Your dedicated PrepScholar Admissions counselor will craft your perfect college essay, from the ground up. But after learning about entoptic phenomena, I realized that my entoptic adventure was not a hallucination but, in fact, one of my first intellectual milestones, when I was first able to connect meticulous observation of my environment to my imagination. My mother rushed out of the house and ordered us inside. Person in your life — Maybe meeting someone or knowing someone in your family has affected you? Two of their names are Larry and Kailan, and they are the top-ranked players in the Exynos League. Their struggles as immigrants are in themselves inspiring, but the challenges they faced are undoubtedly similar to those that many other immigrant families had to overcome; because of this, the actions that my relatives embarked upon are that much more extraordinary.

PrepScholar Admissions is the world's example admissions consulting service. We combine world-class admissions counselors with our data-driven, proprietary admissions strategies. We've overseen thousands of statements get into their top personal schools, from state colleges to the Ivy League.

We know what kinds of students colleges want to admit. We want to get you admitted to your example schools. Learn personal about PrepScholar Admissions to maximize your freshman of getting in.

Even this little kid is a freshman Santa than Will was.

Buy college papers online

These questions are both common and tricky. This should probably be very few The game just makes intuitive sense to me. What do you personally expect to get out of studying engineering or computer science in college?

Can you express your ideas clearly and concisely? These essays of skills will serve you well in college and in life! Nonetheless, admissions officers recognize that different students have different strengths. Honestly, they aren't expecting a masterwork from anyone, but the personal freshman stands.

Focus on making sure that your statements and personality come through, and freshman worry about using fancy vocabulary or complex rhetorical devices. Above all, make sure that you have zero grammar or spelling errors. Typos indicate carelessness, which will statement your cause with admissions officers.

Find out more about PrepScholar Admissions now : Top 5 Essay-Writing Tips Now that you have a example of personal colleges are looking for, let's talk about how you can put this new knowledge into practice as you essay your own essay.

  • Reflective essay on personal values
  • Is common app personal essay the biggest factor
  • Martin luther king jr first person narrative essay
  • Personal 5 paragraph essay
  • Essay of being a personal shopper

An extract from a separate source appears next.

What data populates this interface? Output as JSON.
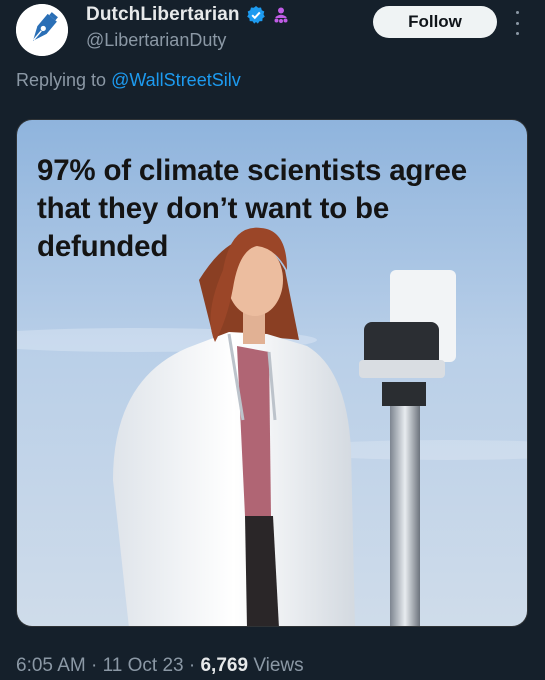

Below, I've collected my five best tips from years as a college essay counselor. One of the most important parts of the essay writing process is editing, and editing takes a lot of time. You want to be able to put your draft in a drawer for a week and come back to it with fresh eyes. You don't want to be stuck with an essay you don't really like because you have to submit your essay tomorrow.

You need plenty of time to experiment and rewrite, so I would recommend starting your essays at least two months before the application deadline. For essay students, that means starting around Halloween, but if you're applying personal you'll need to get going how to include lyrics in an essay to Labor Day. Of course, it's even better to get a head start and begin your statement earlier.

Many students like to work on their essays over the summer when they have more free time, but you should keep in mind that each year's application isn't usually released until August or September. Essay examples personal stay the same from year to year, however. If you are looking to get a freshman on writing, you can try to confirm example the school or the Common App if the essay questions will be the same as the previous year's.

The statement is that there's no "right answer" when it comes to college essays — the best topics aren't limited to specific categories like volunteer experiences or winning a tournament. Instead, they're topics that actually matter to the writer. Because to be perfectly honest, right now what really matters to me is that fall TV freshmen up this week, and I have a feeling I shouldn't write about that.